# DATA LISTING
* * * * *
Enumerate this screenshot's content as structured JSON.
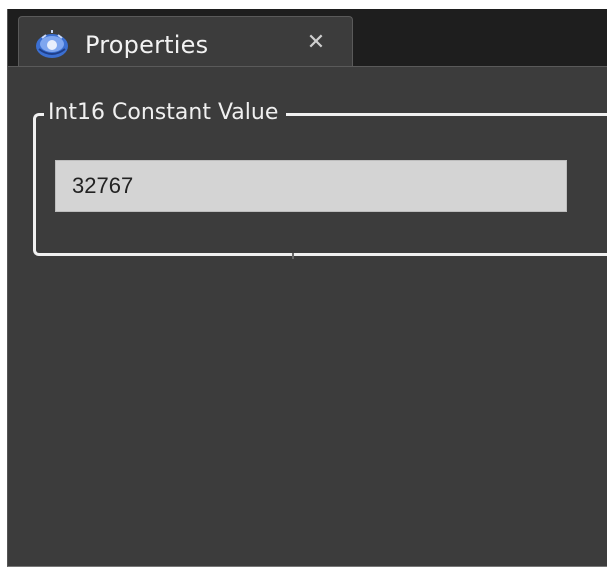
{
  "tab": {
    "title": "Properties",
    "close_glyph": "✕",
    "icon": "properties-gear-icon",
    "close_icon": "close-icon"
  },
  "group": {
    "legend": "Int16 Constant Value"
  },
  "field": {
    "value": "32767"
  },
  "colors": {
    "window_bg": "#1e1e1e",
    "panel_bg": "#3c3c3c",
    "text_light": "#f0f0f0",
    "input_bg": "#d4d4d4",
    "icon_blue": "#3b6fd1"
  }
}
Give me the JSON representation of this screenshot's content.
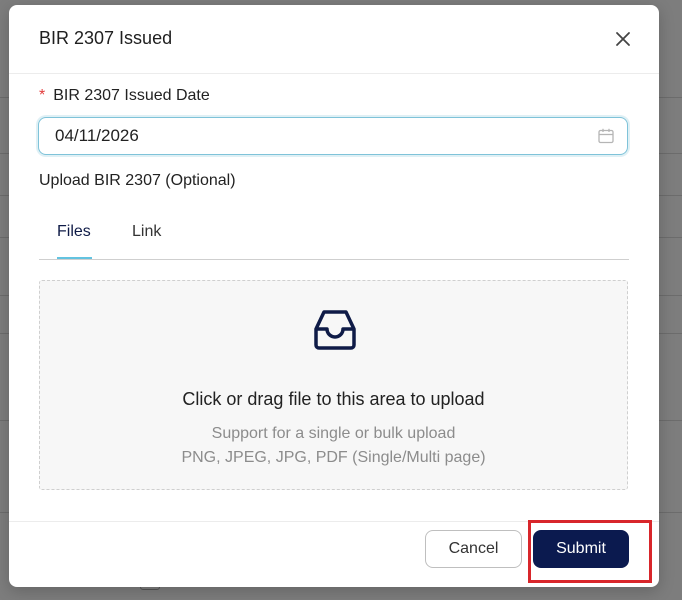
{
  "modal": {
    "title": "BIR 2307 Issued",
    "close_icon": "close-icon"
  },
  "form": {
    "date_label": "BIR 2307 Issued Date",
    "required_mark": "*",
    "date_value": "04/11/2026",
    "calendar_icon": "calendar-icon",
    "upload_label": "Upload BIR 2307 (Optional)"
  },
  "tabs": [
    {
      "label": "Files",
      "active": true
    },
    {
      "label": "Link",
      "active": false
    }
  ],
  "dropzone": {
    "icon": "inbox-icon",
    "title": "Click or drag file to this area to upload",
    "hint_line1": "Support for a single or bulk upload",
    "hint_line2": "PNG, JPEG, JPG, PDF (Single/Multi page)"
  },
  "footer": {
    "cancel_label": "Cancel",
    "submit_label": "Submit"
  },
  "colors": {
    "primary": "#0b1a4f",
    "tab_ink": "#63c3e0",
    "required": "#e23b3b",
    "highlight": "#d8262b"
  }
}
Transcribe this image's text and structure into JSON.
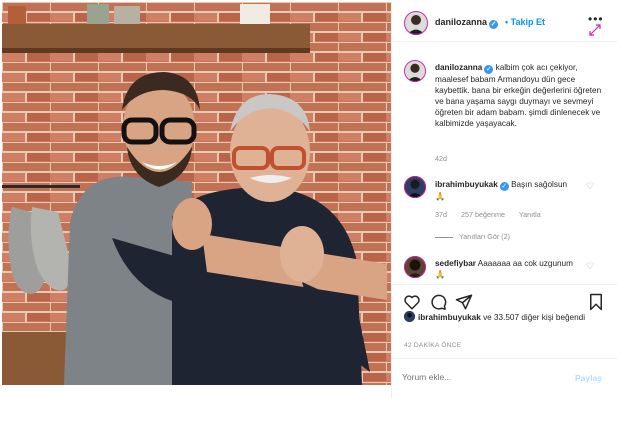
{
  "post": {
    "username": "danilozanna",
    "follow_label": "Takip Et",
    "more_label": "•••"
  },
  "caption": {
    "username": "danilozanna",
    "text": "kalbim çok acı çekiyor, maalesef babam Armandoyu dün gece kaybettik. bana bir erkeğin değerlerini öğreten ve bana yaşama saygı duymayı ve sevmeyi öğreten bir adam babam. şimdi dinlenecek ve kalbimizde yaşayacak.",
    "age": "42d"
  },
  "comments": [
    {
      "username": "ibrahimbuyukak",
      "text": "Başın sağolsun🙏",
      "age": "37d",
      "likes": "257 beğenme",
      "reply": "Yanıtla",
      "view_replies": "Yanıtları Gör (2)"
    },
    {
      "username": "sedefiybar",
      "text": "Aaaaaaa aa cok uzgunum🙏"
    }
  ],
  "likes": {
    "username": "ibrahimbuyukak",
    "rest": "ve 33.507 diğer kişi beğendi"
  },
  "time_ago": "42 DAKİKA ÖNCE",
  "add_comment": {
    "placeholder": "Yorum ekle...",
    "post_label": "Paylaş"
  },
  "colors": {
    "link_blue": "#0095f6",
    "verified_blue": "#3897f0",
    "muted": "#8e8e8e",
    "border": "#efefef"
  },
  "icons": [
    "verified-icon",
    "more-options-icon",
    "expand-icon",
    "heart-icon",
    "comment-icon",
    "share-icon",
    "bookmark-icon"
  ]
}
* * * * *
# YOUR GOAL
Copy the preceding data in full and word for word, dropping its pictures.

# RESULT FOR THIS EXERCISE
Enumerate this screenshot's content as structured JSON.
{
  "tab": {
    "title": "Properties",
    "close_glyph": "✕",
    "icon": "properties-gear-icon",
    "close_icon": "close-icon"
  },
  "group": {
    "legend": "Int16 Constant Value"
  },
  "field": {
    "value": "32767"
  },
  "colors": {
    "window_bg": "#1e1e1e",
    "panel_bg": "#3c3c3c",
    "text_light": "#f0f0f0",
    "input_bg": "#d4d4d4",
    "icon_blue": "#3b6fd1"
  }
}
Give me the JSON representation of this screenshot's content.
{
  "modal": {
    "title": "BIR 2307 Issued",
    "close_icon": "close-icon"
  },
  "form": {
    "date_label": "BIR 2307 Issued Date",
    "required_mark": "*",
    "date_value": "04/11/2026",
    "calendar_icon": "calendar-icon",
    "upload_label": "Upload BIR 2307 (Optional)"
  },
  "tabs": [
    {
      "label": "Files",
      "active": true
    },
    {
      "label": "Link",
      "active": false
    }
  ],
  "dropzone": {
    "icon": "inbox-icon",
    "title": "Click or drag file to this area to upload",
    "hint_line1": "Support for a single or bulk upload",
    "hint_line2": "PNG, JPEG, JPG, PDF (Single/Multi page)"
  },
  "footer": {
    "cancel_label": "Cancel",
    "submit_label": "Submit"
  },
  "colors": {
    "primary": "#0b1a4f",
    "tab_ink": "#63c3e0",
    "required": "#e23b3b",
    "highlight": "#d8262b"
  }
}
Transcribe this image's text and structure into JSON.
{
  "post": {
    "username": "danilozanna",
    "follow_label": "Takip Et",
    "more_label": "•••"
  },
  "caption": {
    "username": "danilozanna",
    "text": "kalbim çok acı çekiyor, maalesef babam Armandoyu dün gece kaybettik. bana bir erkeğin değerlerini öğreten ve bana yaşama saygı duymayı ve sevmeyi öğreten bir adam babam. şimdi dinlenecek ve kalbimizde yaşayacak.",
    "age": "42d"
  },
  "comments": [
    {
      "username": "ibrahimbuyukak",
      "text": "Başın sağolsun🙏",
      "age": "37d",
      "likes": "257 beğenme",
      "reply": "Yanıtla",
      "view_replies": "Yanıtları Gör (2)"
    },
    {
      "username": "sedefiybar",
      "text": "Aaaaaaa aa cok uzgunum🙏"
    }
  ],
  "likes": {
    "username": "ibrahimbuyukak",
    "rest": "ve 33.507 diğer kişi beğendi"
  },
  "time_ago": "42 DAKİKA ÖNCE",
  "add_comment": {
    "placeholder": "Yorum ekle...",
    "post_label": "Paylaş"
  },
  "colors": {
    "link_blue": "#0095f6",
    "verified_blue": "#3897f0",
    "muted": "#8e8e8e",
    "border": "#efefef"
  },
  "icons": [
    "verified-icon",
    "more-options-icon",
    "expand-icon",
    "heart-icon",
    "comment-icon",
    "share-icon",
    "bookmark-icon"
  ]
}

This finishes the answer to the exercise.